Thursday, October 22, 2015
The Red House
Mark Haddon's second book, A Spot of Bother, made it clear he was becoming a master of the excruciating family set-piece. The Red House confirms it. Family – "that slippery word, a star to every wandering bark, and everyone sailing under a different sky" – has become his speciality.
The novel opens impressionistically, introducing eight people speeding towards the same spot by train and car. Images rush past windows, glimpsed and gone. The destination is a self-catering holiday cottage near Hay-on-Wye, where there will be "Scrabble, a tatty box in some drawer, a pack of fifty-one playing cards, a pamphlet from a goat farm". And, of course, rain.

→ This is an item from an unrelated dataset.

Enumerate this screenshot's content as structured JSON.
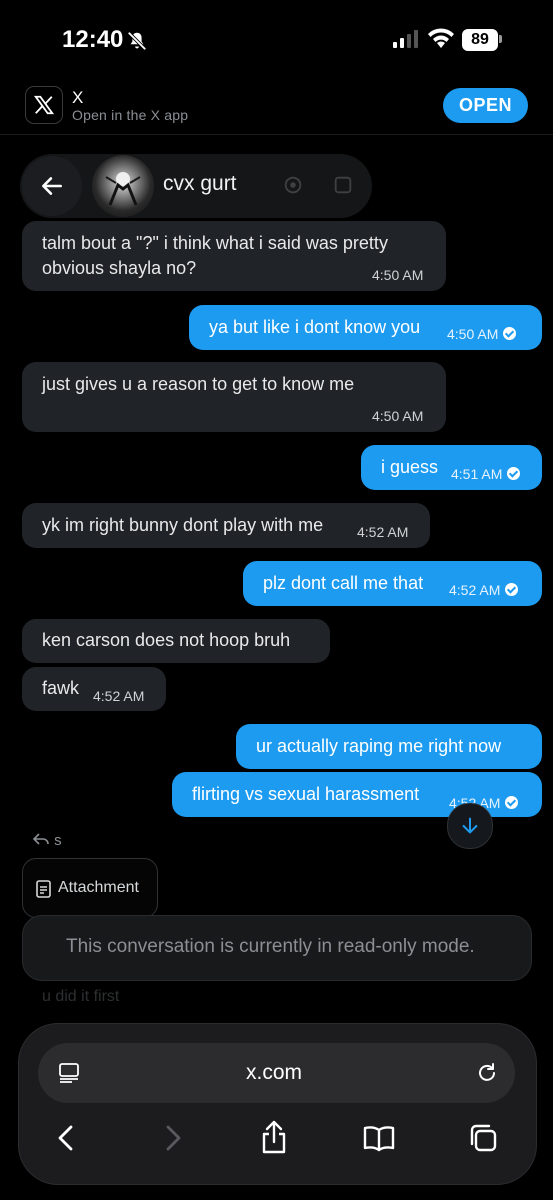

The week's holiday has been arranged by wealthy, middle-aged Richard, attempting to reconcile with his long-estranged sister Angela in the wake of their mother's death. As adult children of emotionally damaged parents, their shared past has left them with different impressions and sympathies, as well as a raft of baggage which has impacted on their own families.